Much to the chagrin of writers everywhere, there is no longer anything particularly shocking about a literary contest that fails to yield a winner. When W.S. Merwin announced that he couldn’t find a worthy manuscript to win the Yale Series of Younger Poets in 1997, many writers—including some of the nearly six hundred who entered the contest—could barely contain their outrage. Since then, however, the winnerless contest has become a fairly common occurrence. The Bread Loaf Writers’ Conference of Middlebury College couldn’t find a winner for the Bakeless Literary Publication Prize for fiction in 2001, nor for the prize in creative nonfiction in 2002 and in 2004; nobody won Zoo Press’s Award for Short Fiction competition in 2003 or in 2004; and the Association of Writers & Writing Programs (AWP) didn’t choose a winner for its 2004 Award Series in Short Fiction. Not one of these sponsoring organizations refunded the money they collected from entry fees.
The latest contest to come up short of a winner is the First Book Award in Fiction competition, sponsored by Winnow Press, an independent publisher in Austin, Texas. A message posted on the press’s Web site in October 2005 states that the submissions “were not of the professional quality that we expected to find in a winning entry,” which sounds a lot like what AWP executive director David Fenza said last year about the organization’s short fiction contest: that “no manuscript was worthy of the award.” Before everyone throws their hands up in exasperation, however, there is one small detail worth considering. Winnow Press is refunding entry fees and postage costs, and returning all of the manuscripts that were entered in the contest, along with a complimentary poetry chapbook or fiction book published by the press. Compared to the consolation offered by the aforementioned sponsoring organizations, Winnow Press’s offer seems generous. But, according to the press’s publisher, Corinne Lee, the decision was a no-brainer.
“Why should those entry fees be held by the press if a book is not produced?” she asks. “I believe the issue is simple: Authors send their manuscripts to a contest in the expectation that a winner will be chosen and a book will be produced. If that expectation is violated, the press has an obligation to send entry fees back.” Of course, some sponsoring organizations state up front that entry fees are nonrefundable—even if a winner is not chosen—and in those cases, Lee says, it is up to each entrant to make his own “judgment call” about whether to enter those particular contests.

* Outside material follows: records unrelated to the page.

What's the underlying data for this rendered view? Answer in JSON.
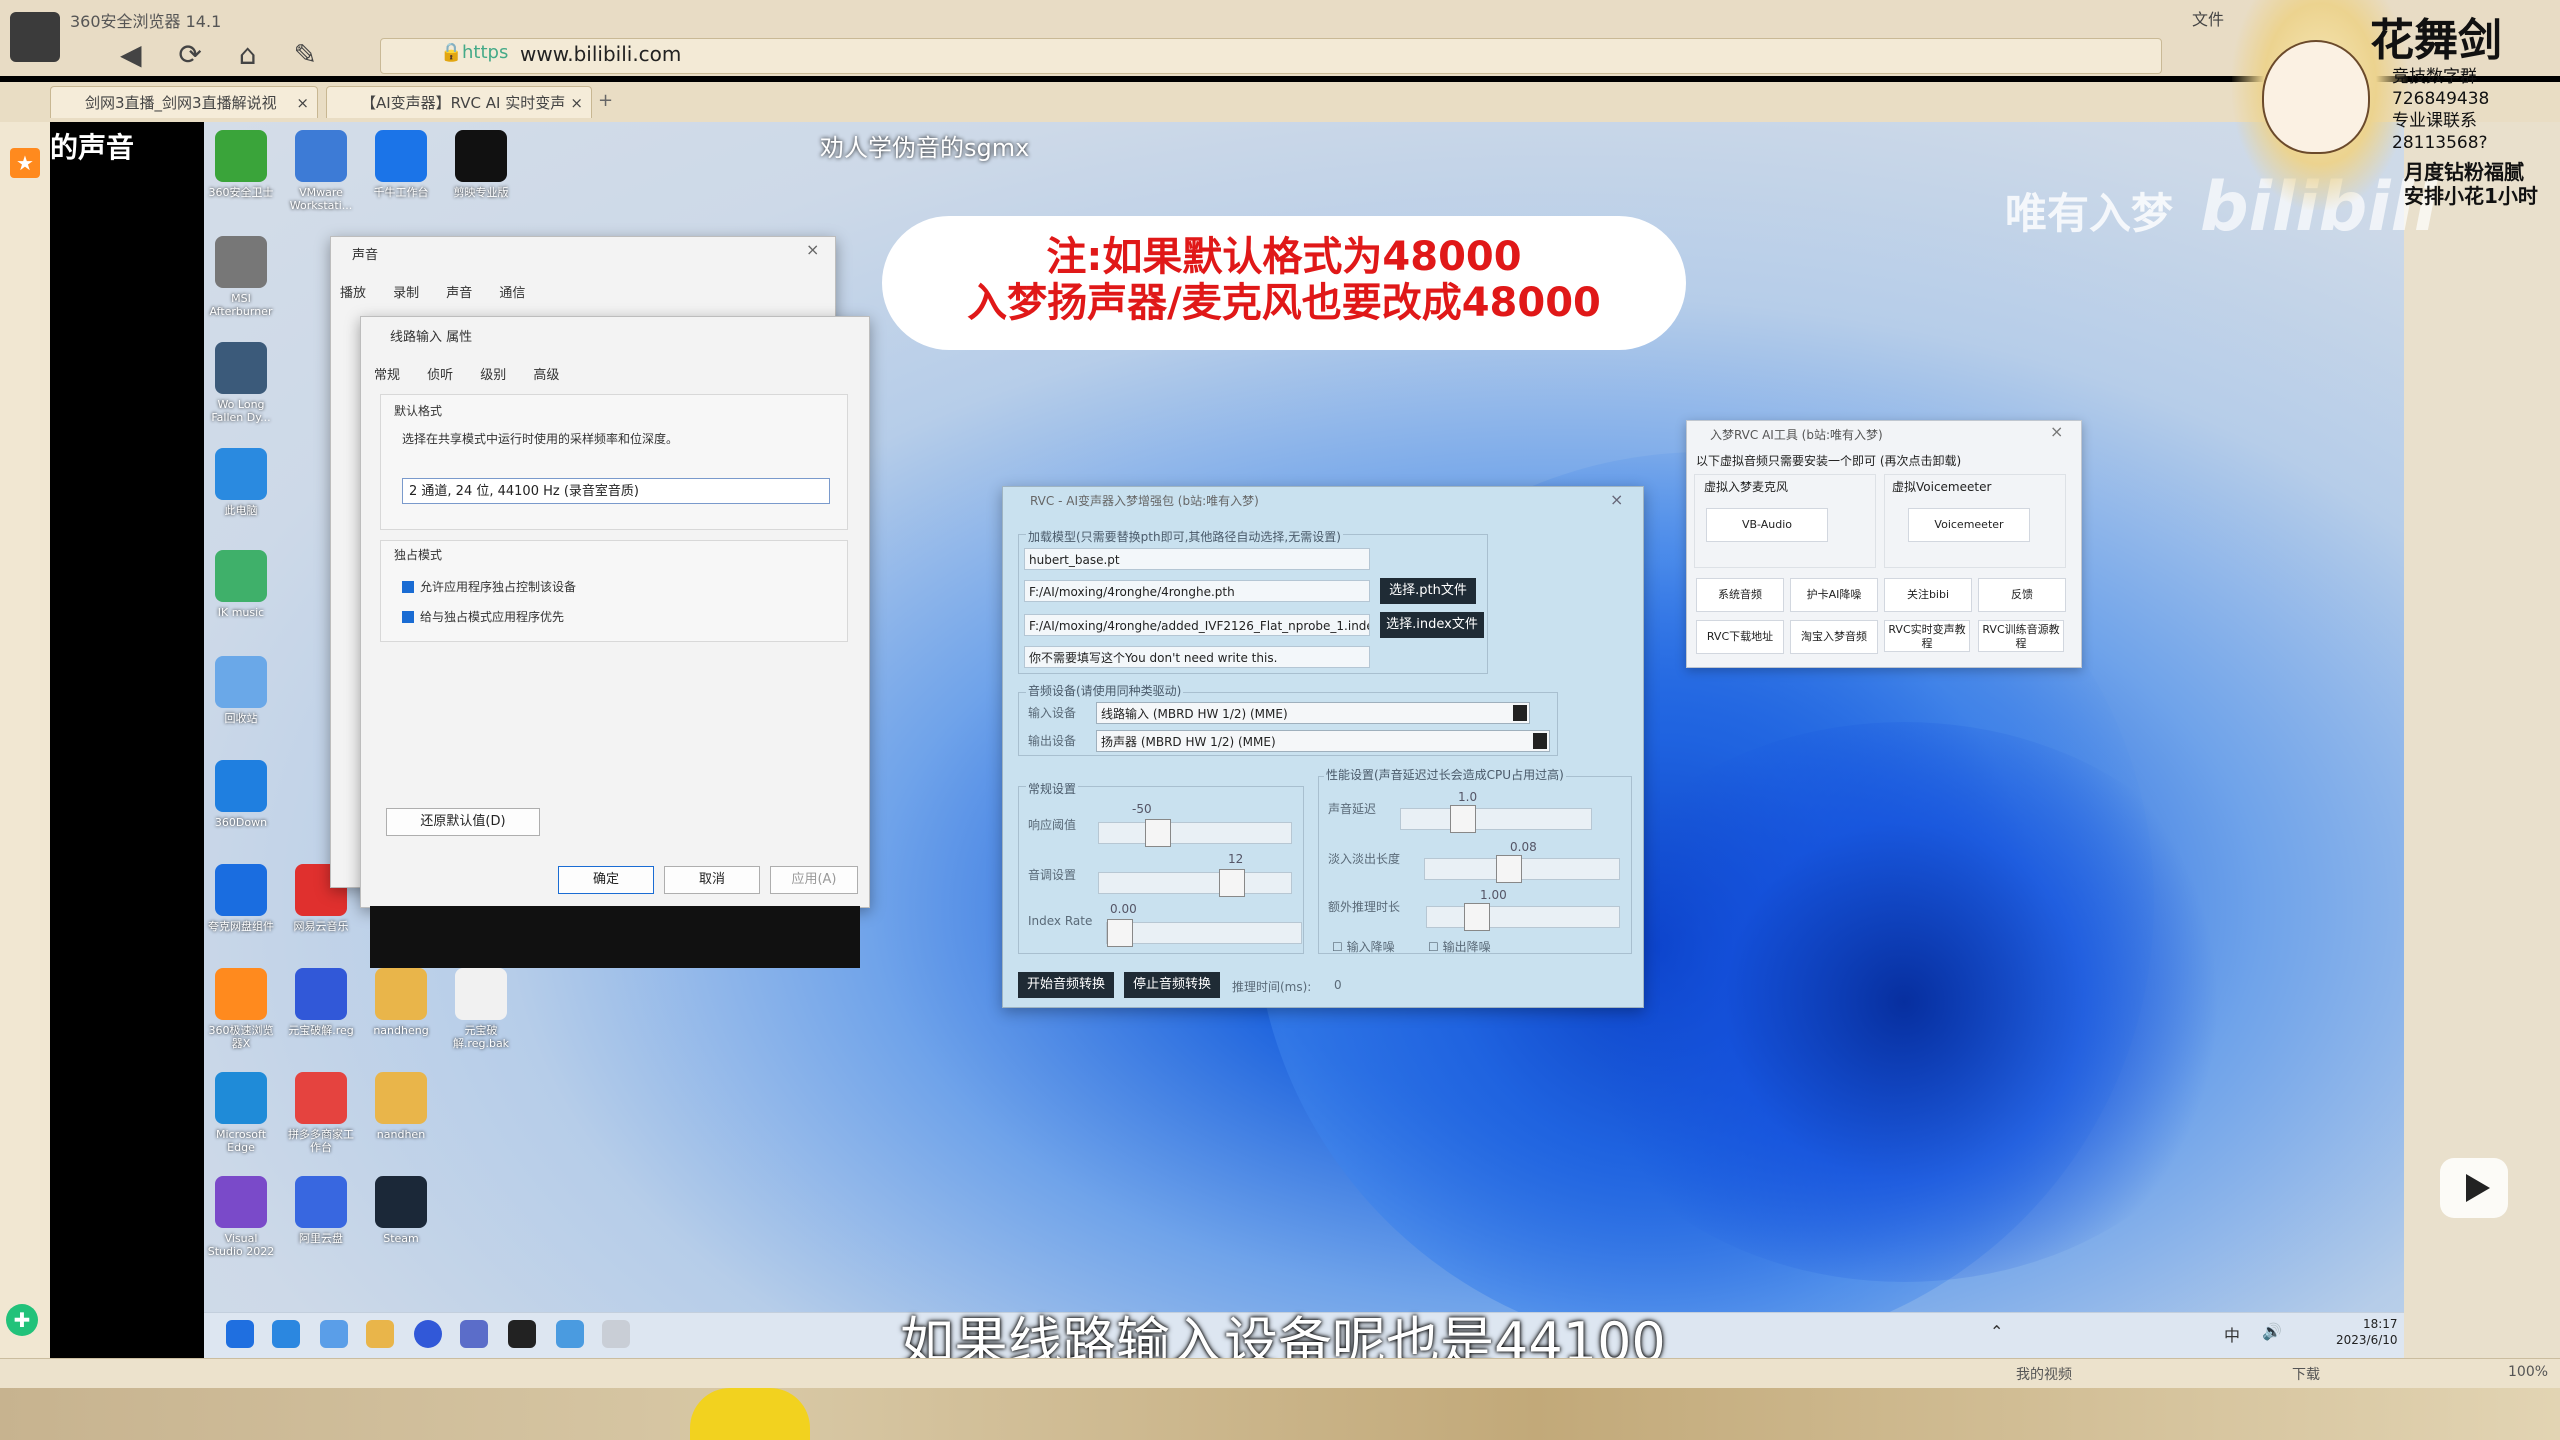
{
  "browser": {
    "title": "360安全浏览器 14.1",
    "url_scheme": "https",
    "url": "www.bilibili.com",
    "menu_file": "文件",
    "tabs": [
      {
        "label": "剑网3直播_剑网3直播解说视"
      },
      {
        "label": "【AI变声器】RVC AI 实时变声"
      }
    ],
    "status": {
      "video": "我的视频",
      "download": "下载",
      "zoom": "100%"
    }
  },
  "video": {
    "side_title": "的声音",
    "top_caption": "劝人学伪音的sgmx",
    "notice_line1": "注:如果默认格式为48000",
    "notice_line2": "入梦扬声器/麦克风也要改成48000",
    "watermark": "唯有入梦",
    "brand": "bilibili",
    "subtitle": "如果线路输入设备呢也是44100"
  },
  "desktop_icons": [
    {
      "label": "360安全卫士",
      "color": "#3aa43a"
    },
    {
      "label": "VMware Workstati...",
      "color": "#3d7bd6"
    },
    {
      "label": "千牛工作台",
      "color": "#1b74e8"
    },
    {
      "label": "剪映专业版",
      "color": "#111111"
    },
    {
      "label": "MSI Afterburner",
      "color": "#777777"
    },
    {
      "label": "Wo Long Fallen Dy...",
      "color": "#3b5a7a"
    },
    {
      "label": "此电脑",
      "color": "#2a8ae0"
    },
    {
      "label": "IK music",
      "color": "#3fb06a"
    },
    {
      "label": "回收站",
      "color": "#6aa8e8"
    },
    {
      "label": "360Down",
      "color": "#1f7fe0"
    },
    {
      "label": "夸克网盘组件",
      "color": "#1a6de0"
    },
    {
      "label": "网易云音乐",
      "color": "#e0302e"
    },
    {
      "label": "360极速浏览器X",
      "color": "#ff8a1e"
    },
    {
      "label": "元宝破解.reg",
      "color": "#3158d8"
    },
    {
      "label": "nandheng",
      "color": "#e9b54a"
    },
    {
      "label": "元宝破解.reg.bak",
      "color": "#f1f1f1"
    },
    {
      "label": "Microsoft Edge",
      "color": "#1f8bd8"
    },
    {
      "label": "拼多多商家工作台",
      "color": "#e5433f"
    },
    {
      "label": "nandhen",
      "color": "#e9b54a"
    },
    {
      "label": "Visual Studio 2022",
      "color": "#7a4ac9"
    },
    {
      "label": "阿里云盘",
      "color": "#3867e0"
    },
    {
      "label": "Steam",
      "color": "#1b2838"
    }
  ],
  "sound_dialog": {
    "title": "声音",
    "tabs": [
      "播放",
      "录制",
      "声音",
      "通信"
    ]
  },
  "line_in_dialog": {
    "title": "线路输入 属性",
    "tabs": [
      "常规",
      "侦听",
      "级别",
      "高级"
    ],
    "default_format_heading": "默认格式",
    "default_format_desc": "选择在共享模式中运行时使用的采样频率和位深度。",
    "format_value": "2 通道, 24 位, 44100 Hz (录音室音质)",
    "exclusive_heading": "独占模式",
    "check1": "允许应用程序独占控制该设备",
    "check2": "给与独占模式应用程序优先",
    "restore_button": "还原默认值(D)",
    "ok_button": "确定",
    "cancel_button": "取消",
    "apply_button": "应用(A)"
  },
  "rvc": {
    "title": "RVC - AI变声器入梦增强包 (b站:唯有入梦)",
    "model_legend": "加载模型(只需要替换pth即可,其他路径自动选择,无需设置)",
    "hubert": "hubert_base.pt",
    "pth_path": "F:/AI/moxing/4ronghe/4ronghe.pth",
    "index_path": "F:/AI/moxing/4ronghe/added_IVF2126_Flat_nprobe_1.index",
    "note": "你不需要填写这个You don't need write this.",
    "select_pth": "选择.pth文件",
    "select_index": "选择.index文件",
    "audio_legend": "音频设备(请使用同种类驱动)",
    "input_label": "输入设备",
    "input_value": "线路输入 (MBRD HW 1/2) (MME)",
    "output_label": "输出设备",
    "output_value": "扬声器 (MBRD HW 1/2) (MME)",
    "general_legend": "常规设置",
    "threshold_label": "响应阈值",
    "threshold_value": "-50",
    "threshold_pct": 0.28,
    "pitch_label": "音调设置",
    "pitch_value": "12",
    "pitch_pct": 0.72,
    "index_rate_label": "Index Rate",
    "index_rate_value": "0.00",
    "index_rate_pct": 0.0,
    "perf_legend": "性能设置(声音延迟过长会造成CPU占用过高)",
    "delay_label": "声音延迟",
    "delay_value": "1.0",
    "delay_pct": 0.3,
    "fade_label": "淡入淡出长度",
    "fade_value": "0.08",
    "fade_pct": 0.42,
    "extra_label": "额外推理时长",
    "extra_value": "1.00",
    "extra_pct": 0.22,
    "in_denoise": "输入降噪",
    "out_denoise": "输出降噪",
    "start_button": "开始音频转换",
    "stop_button": "停止音频转换",
    "infer_time_label": "推理时间(ms):",
    "infer_time_value": "0"
  },
  "tools": {
    "title": "入梦RVC AI工具 (b站:唯有入梦)",
    "desc": "以下虚拟音频只需要安装一个即可 (再次点击卸载)",
    "group1": "虚拟入梦麦克风",
    "group2": "虚拟Voicemeeter",
    "vb_audio": "VB-Audio",
    "voicemeeter": "Voicemeeter",
    "row1": [
      "系统音频",
      "护卡AI降噪",
      "关注bibi",
      "反馈"
    ],
    "row2": [
      "RVC下载地址",
      "淘宝入梦音频",
      "RVC实时变声教程",
      "RVC训练音源教程"
    ]
  },
  "taskbar": {
    "time": "18:17",
    "date": "2023/6/10",
    "ime": "中"
  },
  "overlay": {
    "name": "花舞剑",
    "line1": "竞技数字群",
    "line2": "726849438",
    "line3": "专业课联系",
    "line4": "28113568?",
    "promo1": "月度钻粉福腻",
    "promo2": "安排小花1小时"
  }
}
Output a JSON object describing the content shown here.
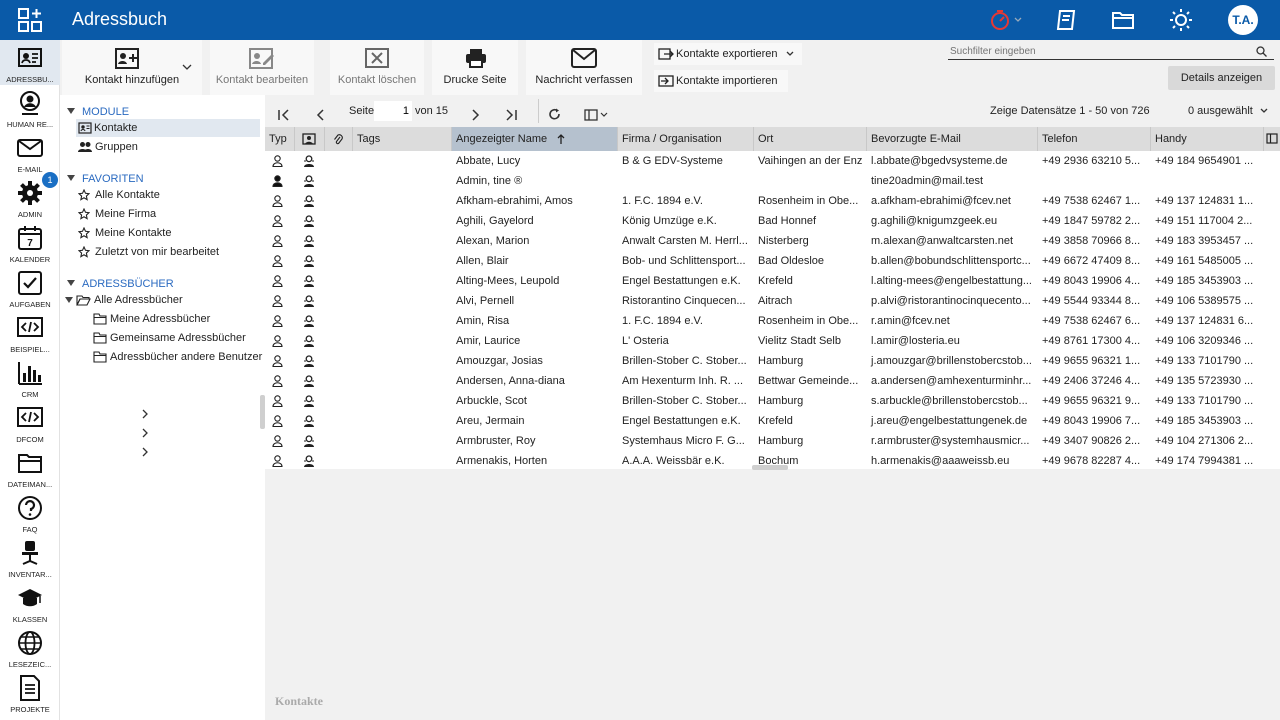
{
  "header": {
    "title": "Adressbuch",
    "user_initials": "T.A."
  },
  "sidebar": {
    "items": [
      {
        "label": "ADRESSBU...",
        "icon": "addressbook-icon",
        "active": true
      },
      {
        "label": "HUMAN RE...",
        "icon": "human-resources-icon"
      },
      {
        "label": "E-MAIL",
        "icon": "mail-icon",
        "badge": "1"
      },
      {
        "label": "ADMIN",
        "icon": "gear-icon"
      },
      {
        "label": "KALENDER",
        "icon": "calendar-icon",
        "day": "7"
      },
      {
        "label": "AUFGABEN",
        "icon": "tasks-icon"
      },
      {
        "label": "BEISPIEL...",
        "icon": "code-icon"
      },
      {
        "label": "CRM",
        "icon": "bar-chart-icon"
      },
      {
        "label": "DFCOM",
        "icon": "code-icon"
      },
      {
        "label": "DATEIMAN...",
        "icon": "folder-icon"
      },
      {
        "label": "FAQ",
        "icon": "question-icon"
      },
      {
        "label": "INVENTAR...",
        "icon": "chair-icon"
      },
      {
        "label": "KLASSEN",
        "icon": "graduation-cap-icon"
      },
      {
        "label": "LESEZEIC...",
        "icon": "globe-icon"
      },
      {
        "label": "PROJEKTE",
        "icon": "document-icon"
      }
    ]
  },
  "toolbar": {
    "add_contact": "Kontakt hinzufügen",
    "edit_contact": "Kontakt bearbeiten",
    "delete_contact": "Kontakt löschen",
    "print_page": "Drucke Seite",
    "compose_message": "Nachricht verfassen",
    "export_contacts": "Kontakte exportieren",
    "import_contacts": "Kontakte importieren",
    "search_placeholder": "Suchfilter eingeben",
    "details": "Details anzeigen"
  },
  "tree": {
    "modules_title": "MODULE",
    "modules": [
      "Kontakte",
      "Gruppen"
    ],
    "favorites_title": "FAVORITEN",
    "favorites": [
      "Alle Kontakte",
      "Meine Firma",
      "Meine Kontakte",
      "Zuletzt von mir bearbeitet"
    ],
    "addressbooks_title": "ADRESSBÜCHER",
    "all_addressbooks": "Alle Adressbücher",
    "addressbooks": [
      "Meine Adressbücher",
      "Gemeinsame Adressbücher",
      "Adressbücher andere Benutzer"
    ]
  },
  "pager": {
    "page_label": "Seite",
    "page_value": "1",
    "of_label": "von 15",
    "records": "Zeige Datensätze 1 - 50 von 726",
    "selected": "0 ausgewählt"
  },
  "columns": [
    "Typ",
    "",
    "",
    "Tags",
    "Angezeigter Name",
    "Firma / Organisation",
    "Ort",
    "Bevorzugte E-Mail",
    "Telefon",
    "Handy"
  ],
  "rows": [
    {
      "name": "Abbate, Lucy",
      "company": "B & G EDV-Systeme",
      "city": "Vaihingen an der Enz",
      "email": "l.abbate@bgedvsysteme.de",
      "phone": "+49 2936 63210 5...",
      "mobile": "+49 184 9654901 ..."
    },
    {
      "name": "Admin, tine ®",
      "company": "",
      "city": "",
      "email": "tine20admin@mail.test",
      "phone": "",
      "mobile": "",
      "user": true
    },
    {
      "name": "Afkham-ebrahimi, Amos",
      "company": "1. F.C. 1894 e.V.",
      "city": "Rosenheim in Obe...",
      "email": "a.afkham-ebrahimi@fcev.net",
      "phone": "+49 7538 62467 1...",
      "mobile": "+49 137 124831 1..."
    },
    {
      "name": "Aghili, Gayelord",
      "company": "König Umzüge e.K.",
      "city": "Bad Honnef",
      "email": "g.aghili@knigumzgeek.eu",
      "phone": "+49 1847 59782 2...",
      "mobile": "+49 151 117004 2..."
    },
    {
      "name": "Alexan, Marion",
      "company": "Anwalt Carsten M. Herrl...",
      "city": "Nisterberg",
      "email": "m.alexan@anwaltcarsten.net",
      "phone": "+49 3858 70966 8...",
      "mobile": "+49 183 3953457 ..."
    },
    {
      "name": "Allen, Blair",
      "company": "Bob- und Schlittensport...",
      "city": "Bad Oldesloe",
      "email": "b.allen@bobundschlittensportc...",
      "phone": "+49 6672 47409 8...",
      "mobile": "+49 161 5485005 ..."
    },
    {
      "name": "Alting-Mees, Leupold",
      "company": "Engel Bestattungen e.K.",
      "city": "Krefeld",
      "email": "l.alting-mees@engelbestattung...",
      "phone": "+49 8043 19906 4...",
      "mobile": "+49 185 3453903 ..."
    },
    {
      "name": "Alvi, Pernell",
      "company": "Ristorantino Cinquecen...",
      "city": "Aitrach",
      "email": "p.alvi@ristorantinocinquecento...",
      "phone": "+49 5544 93344 8...",
      "mobile": "+49 106 5389575 ..."
    },
    {
      "name": "Amin, Risa",
      "company": "1. F.C. 1894 e.V.",
      "city": "Rosenheim in Obe...",
      "email": "r.amin@fcev.net",
      "phone": "+49 7538 62467 6...",
      "mobile": "+49 137 124831 6..."
    },
    {
      "name": "Amir, Laurice",
      "company": "L' Osteria",
      "city": "Vielitz Stadt Selb",
      "email": "l.amir@losteria.eu",
      "phone": "+49 8761 17300 4...",
      "mobile": "+49 106 3209346 ..."
    },
    {
      "name": "Amouzgar, Josias",
      "company": "Brillen-Stober C. Stober...",
      "city": "Hamburg",
      "email": "j.amouzgar@brillenstobercstob...",
      "phone": "+49 9655 96321 1...",
      "mobile": "+49 133 7101790 ..."
    },
    {
      "name": "Andersen, Anna-diana",
      "company": "Am Hexenturm Inh. R. ...",
      "city": "Bettwar Gemeinde...",
      "email": "a.andersen@amhexenturminhr...",
      "phone": "+49 2406 37246 4...",
      "mobile": "+49 135 5723930 ..."
    },
    {
      "name": "Arbuckle, Scot",
      "company": "Brillen-Stober C. Stober...",
      "city": "Hamburg",
      "email": "s.arbuckle@brillenstobercstob...",
      "phone": "+49 9655 96321 9...",
      "mobile": "+49 133 7101790 ..."
    },
    {
      "name": "Areu, Jermain",
      "company": "Engel Bestattungen e.K.",
      "city": "Krefeld",
      "email": "j.areu@engelbestattungenek.de",
      "phone": "+49 8043 19906 7...",
      "mobile": "+49 185 3453903 ..."
    },
    {
      "name": "Armbruster, Roy",
      "company": "Systemhaus Micro F. G...",
      "city": "Hamburg",
      "email": "r.armbruster@systemhausmicr...",
      "phone": "+49 3407 90826 2...",
      "mobile": "+49 104 271306 2..."
    },
    {
      "name": "Armenakis, Horten",
      "company": "A.A.A. Weissbär e.K.",
      "city": "Bochum",
      "email": "h.armenakis@aaaweissb.eu",
      "phone": "+49 9678 82287 4...",
      "mobile": "+49 174 7994381 ..."
    }
  ],
  "footer": {
    "label": "Kontakte"
  }
}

The First Book Award in Fiction is given annually for a short story collection of no more than 120 pages. The winner receives one thousand dollars, publication of her book by Winnow Press, and twenty-five copies. The entry fee is twenty dollars. The press received approximately three hundred submissions to the 2005 competition.
Lee, along with Winnow Press editors Susan Long Haga, Colleen Hobbs, Brett Holloway-Reeves, Eileen Joyce, Jael Polnac, and Elizabeth Smith, screened the manuscripts and made the decision to end the competition sans winner before passing along any finalists to Roger Boylan, also an editor at Winnow Press, who was to be the final judge. As a result, Boylan was not paid the five hundred dollars that Winnow Press contest judges are normally given for their services. Lee stresses that it was a difficult decision to make, one that was arrived at only after a half-dozen meetings over a period of six months, but that in the end “all of the finalists would have required heavy editing to be publishable,” she says. “That did not seem to warrant…a one thousand dollar prize and publication.”
The entry fees for Winnow Press contests—there are three awards for poetry and two for fiction—are used exclusively for the publication of the winning books, so if there is no winning book to publish, Lee says, it stands to reason that the money is returned to the entrants of that particular contest. Nevertheless, the decision to return the entry fees, the postage, and the manuscripts is costing Winnow Press ten to fourteen dollars per entry “and involves a lot of work hours,” says Lee, who is offsetting some of the costs with her own money.
Despite the unfortunate outcome of the 2005 competition—for the three hundred entrants and for the press—Lee says the experience will not change the way they administer future contests. “We will continue to refund entry fees for contests if a winner is not chosen. However, we have serious doubts that we will continue the First Fiction Award. This last crop of manuscripts was so disappointing [that it] took the wind out of our small-press sails.”
Credit: Nathan Kissel